TORONTO -- The Blue Jays' infield was a concern in 2013, and not much changed this year as the club struggled to take away hits from the opposition and wasn't able to provide a much-needed security blanket for the pitching staff.
In a lot of ways, the performance of Toronto's infield mirrored the results from a year ago. Brett Lawrie got hurt again, and a lack of long-term options meant there was a revolving door at second base for the second consecutive season.
This is one of several spots on the roster that could use an upgrade and it's clear the status quo won't get the job done. In part three of a four-part series that examines where things went wrong and where things went right for the Blue Jays in 2014, we take a closer look at the infield and what needs to change:
Dioner Navarro: The big question surrounding the catcher heading into 2014 was whether he would be able to handle a full workload. The answer was yes as he went on to set a career high in games played at 139. It marked Navarro's first time playing more than 89 games since 2009, and despite the daily grind, he was able to finish the year strong. There were some issues with Navarro's ability to frame strikes and some occasional lapses with balls in the dirt, but for the most part, he exceeded expectations. He hit .274 and posted a .712 OPS with 69 RBIs. Navarro has one year and $5 million remaining on his contract.
Edwin Encarnacion: When the Blue Jays were red-hot in May, Encarnacion enjoyed the best month of his career.

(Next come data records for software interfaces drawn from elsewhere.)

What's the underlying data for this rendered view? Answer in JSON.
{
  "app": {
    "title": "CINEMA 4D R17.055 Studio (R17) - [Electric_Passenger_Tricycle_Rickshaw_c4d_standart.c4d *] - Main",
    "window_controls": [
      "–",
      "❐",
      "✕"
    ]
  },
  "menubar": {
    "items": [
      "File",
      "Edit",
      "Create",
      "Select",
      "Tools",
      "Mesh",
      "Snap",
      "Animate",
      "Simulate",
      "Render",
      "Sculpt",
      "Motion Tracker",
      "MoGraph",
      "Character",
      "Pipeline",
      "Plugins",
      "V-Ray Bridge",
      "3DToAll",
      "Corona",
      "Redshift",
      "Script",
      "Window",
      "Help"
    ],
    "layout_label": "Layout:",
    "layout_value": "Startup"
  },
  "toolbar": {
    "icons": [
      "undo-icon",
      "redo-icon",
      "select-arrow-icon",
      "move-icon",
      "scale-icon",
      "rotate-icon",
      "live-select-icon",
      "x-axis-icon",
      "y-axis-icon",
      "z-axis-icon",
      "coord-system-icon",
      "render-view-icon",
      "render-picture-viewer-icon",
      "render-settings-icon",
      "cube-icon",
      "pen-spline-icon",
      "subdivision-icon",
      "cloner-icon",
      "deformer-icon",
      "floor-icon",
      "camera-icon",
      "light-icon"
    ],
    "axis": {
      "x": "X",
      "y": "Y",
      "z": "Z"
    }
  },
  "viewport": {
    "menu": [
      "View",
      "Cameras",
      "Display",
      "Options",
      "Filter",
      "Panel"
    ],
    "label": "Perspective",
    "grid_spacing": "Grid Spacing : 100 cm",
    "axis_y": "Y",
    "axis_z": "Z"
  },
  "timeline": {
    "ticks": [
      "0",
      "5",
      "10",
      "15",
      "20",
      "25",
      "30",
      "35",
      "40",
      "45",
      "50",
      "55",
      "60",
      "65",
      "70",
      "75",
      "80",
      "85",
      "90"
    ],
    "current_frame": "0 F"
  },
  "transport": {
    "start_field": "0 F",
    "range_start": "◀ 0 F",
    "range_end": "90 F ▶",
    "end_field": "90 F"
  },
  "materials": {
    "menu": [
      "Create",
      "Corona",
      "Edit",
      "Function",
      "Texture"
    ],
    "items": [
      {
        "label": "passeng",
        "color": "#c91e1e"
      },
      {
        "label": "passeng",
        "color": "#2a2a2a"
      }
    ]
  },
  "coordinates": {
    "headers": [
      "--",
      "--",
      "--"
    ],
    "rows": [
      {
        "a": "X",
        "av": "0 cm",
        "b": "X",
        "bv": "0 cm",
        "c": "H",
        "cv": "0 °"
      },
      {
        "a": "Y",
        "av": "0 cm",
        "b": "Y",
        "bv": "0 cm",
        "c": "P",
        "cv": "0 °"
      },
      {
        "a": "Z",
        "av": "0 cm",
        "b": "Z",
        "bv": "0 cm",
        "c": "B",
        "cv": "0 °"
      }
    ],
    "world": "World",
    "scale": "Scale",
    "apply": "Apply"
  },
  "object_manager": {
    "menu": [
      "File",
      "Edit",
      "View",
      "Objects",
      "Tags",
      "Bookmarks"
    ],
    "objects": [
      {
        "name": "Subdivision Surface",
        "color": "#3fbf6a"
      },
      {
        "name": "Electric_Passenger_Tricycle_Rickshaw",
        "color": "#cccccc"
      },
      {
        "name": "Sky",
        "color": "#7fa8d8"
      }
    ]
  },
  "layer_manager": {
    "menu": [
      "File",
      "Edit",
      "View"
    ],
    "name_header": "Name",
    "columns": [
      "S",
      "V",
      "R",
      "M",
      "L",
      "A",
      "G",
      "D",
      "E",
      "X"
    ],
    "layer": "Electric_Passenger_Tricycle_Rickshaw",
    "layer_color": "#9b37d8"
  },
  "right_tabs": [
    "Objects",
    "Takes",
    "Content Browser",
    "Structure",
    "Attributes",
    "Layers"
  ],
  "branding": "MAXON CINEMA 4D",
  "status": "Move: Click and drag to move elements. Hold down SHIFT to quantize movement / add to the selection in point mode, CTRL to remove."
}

The first baseman hit 16 home runs to tie Mickey Mantle for the most by an American League player during May. Encarnacion's season hit a sour note on July 5, when he tore his right quadriceps muscle in Oakland. He did return on Aug. 15, but he was noticeably hobbled the rest of the way and couldn't reclaim that first-half success. The 31-year-old should be fully recovered by Spring Training, and he'll continue to form the heart of Toronto's lineup alongside Jose Bautista. Encarnacion is under control for the next two seasons at a combined $20 million.
Ryan Goins: The Blue Jays tried to hand the starting second-base job over to Goins, but the rookie infielder struggled to make consistent contact, and his overall inability to hit at the big league level cost him the role by the end of April. Munenori Kawasaki eventually took over and performed well with the bat for awhile, but he's best served in a utility role. Second base was a noticeable area of weakness for the Blue Jays last offseason and it remains one. Infielder Maicer Izturis will be back next year after a knee injury in 2014, but there's a clear need for additional help from outside the organization. Slotting Lawrie at the position is a fallback plan if the Blue Jays add a third baseman instead.
Jose Reyes: The shortstop hit the disabled list on the first day of the regular season, but he missed the minimum number of games and found a way to get through the rest of the year. It wasn't easy, though, as Reyes battled a shoulder issue midway through the season, and the turf at Rogers Centre took its toll on his legs over the final two months. The .287 batting average was respectable, but Reyes' .328 on-base percentage was his lowest since 2010. Though there were concerns with his range, Reyes and the Blue Jays felt injuries played a role. What's clear is that the club doesn't have any intention of changing Reyes' position any time soon, and the Blue Jays will need to find ways to get him more regular rest to avoid similar health concerns in 2015.
Lawrie: The third baseman remains one of the more intriguing young players in the Majors, but he has yet to find a way to stay healthy. This year, it was a broken hand and another oblique injury, which limited him to 70 games. Lawrie has yet to play more than 125 games in a season, and if he's going to take the next step, health will have to be on his side. It's sometimes easy to forget that Lawrie is only 24 years old. His versatility in the field is especially valuable for Toronto -- he's a plus defender at third, but his ability to play second will allow general manager Alex Anthopoulos to explore a lot of options this winter. It's hard to envision a scenario where the infield drastically improves unless Lawrie is a focal point.
Adam Lind: The home run power all but completely disappeared, but Lind still had a strong season at first base and DH. He posted a very strong .860 OPS but went deep just six times and drove in 40 runs. Part of the reason for those low numbers was a back injury earlier in the year and a broken foot that he tried to play on for several weeks. Regardless of the final tally, Lind remains an elite hitter against right-handed pitching and is best used as part of a platoon. Toronto can retain Lind for $7.5 million on a club option this winter. That would seem like a reasonable amount for Lind's overall production, but if the club wants to save money to use in another area, it's possible the Blue Jays could look to deal him this winter.
Areas for improvement: The bench needs to be upgraded. Toronto didn't have a natural shortstop to back up Reyes for most of the season, and that will have to change next year. The Blue Jays also struggled against left-handed pitching, but the late-season additions of Danny Valencia and John Mayberry Jr. may have helped change that. If Lind returns, either Valencia or Mayberry Jr. could be considered possibilities to step into a platoon role. The lack of production at second base speaks for itself. Defence could be improved with the return of Lawrie, and the Blue Jays can only hope for a better year in the field from Reyes.